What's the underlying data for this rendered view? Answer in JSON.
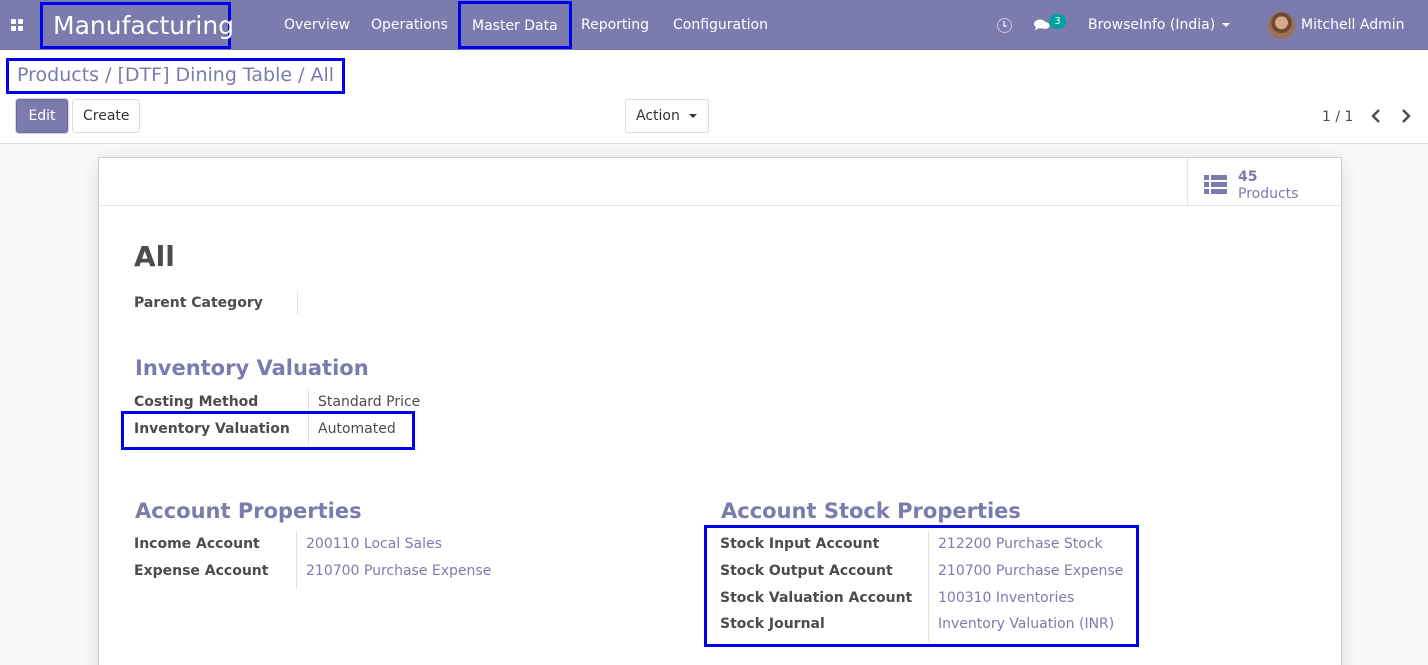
{
  "navbar": {
    "app_name": "Manufacturing",
    "menu": [
      "Overview",
      "Operations",
      "Master Data",
      "Reporting",
      "Configuration"
    ],
    "messages_count": "3",
    "company": "BrowseInfo (India)",
    "user": "Mitchell Admin",
    "icons": [
      "apps-icon",
      "clock-icon",
      "chat-icon",
      "avatar"
    ],
    "bar_color": "#7c7bad"
  },
  "control_panel": {
    "breadcrumb": "Products / [DTF] Dining Table / All",
    "edit_label": "Edit",
    "create_label": "Create",
    "action_label": "Action",
    "pager": "1 / 1"
  },
  "sheet": {
    "stat_button": {
      "value": "45",
      "label": "Products",
      "icon": "list-icon"
    },
    "title": "All",
    "parent_category_label": "Parent Category",
    "parent_category_value": "",
    "inventory_valuation": {
      "title": "Inventory Valuation",
      "fields": [
        {
          "label": "Costing Method",
          "value": "Standard Price"
        },
        {
          "label": "Inventory Valuation",
          "value": "Automated"
        }
      ]
    },
    "account_properties": {
      "title": "Account Properties",
      "fields": [
        {
          "label": "Income Account",
          "value": "200110 Local Sales"
        },
        {
          "label": "Expense Account",
          "value": "210700 Purchase Expense"
        }
      ]
    },
    "account_stock_properties": {
      "title": "Account Stock Properties",
      "fields": [
        {
          "label": "Stock Input Account",
          "value": "212200 Purchase Stock"
        },
        {
          "label": "Stock Output Account",
          "value": "210700 Purchase Expense"
        },
        {
          "label": "Stock Valuation Account",
          "value": "100310 Inventories"
        },
        {
          "label": "Stock Journal",
          "value": "Inventory Valuation (INR)"
        }
      ]
    }
  }
}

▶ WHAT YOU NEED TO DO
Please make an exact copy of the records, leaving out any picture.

▶ COMPLETED EXERCISE
What's the underlying data for this rendered view? Answer in JSON.
{
  "navbar": {
    "app_name": "Manufacturing",
    "menu": [
      "Overview",
      "Operations",
      "Master Data",
      "Reporting",
      "Configuration"
    ],
    "messages_count": "3",
    "company": "BrowseInfo (India)",
    "user": "Mitchell Admin",
    "icons": [
      "apps-icon",
      "clock-icon",
      "chat-icon",
      "avatar"
    ],
    "bar_color": "#7c7bad"
  },
  "control_panel": {
    "breadcrumb": "Products / [DTF] Dining Table / All",
    "edit_label": "Edit",
    "create_label": "Create",
    "action_label": "Action",
    "pager": "1 / 1"
  },
  "sheet": {
    "stat_button": {
      "value": "45",
      "label": "Products",
      "icon": "list-icon"
    },
    "title": "All",
    "parent_category_label": "Parent Category",
    "parent_category_value": "",
    "inventory_valuation": {
      "title": "Inventory Valuation",
      "fields": [
        {
          "label": "Costing Method",
          "value": "Standard Price"
        },
        {
          "label": "Inventory Valuation",
          "value": "Automated"
        }
      ]
    },
    "account_properties": {
      "title": "Account Properties",
      "fields": [
        {
          "label": "Income Account",
          "value": "200110 Local Sales"
        },
        {
          "label": "Expense Account",
          "value": "210700 Purchase Expense"
        }
      ]
    },
    "account_stock_properties": {
      "title": "Account Stock Properties",
      "fields": [
        {
          "label": "Stock Input Account",
          "value": "212200 Purchase Stock"
        },
        {
          "label": "Stock Output Account",
          "value": "210700 Purchase Expense"
        },
        {
          "label": "Stock Valuation Account",
          "value": "100310 Inventories"
        },
        {
          "label": "Stock Journal",
          "value": "Inventory Valuation (INR)"
        }
      ]
    }
  }
}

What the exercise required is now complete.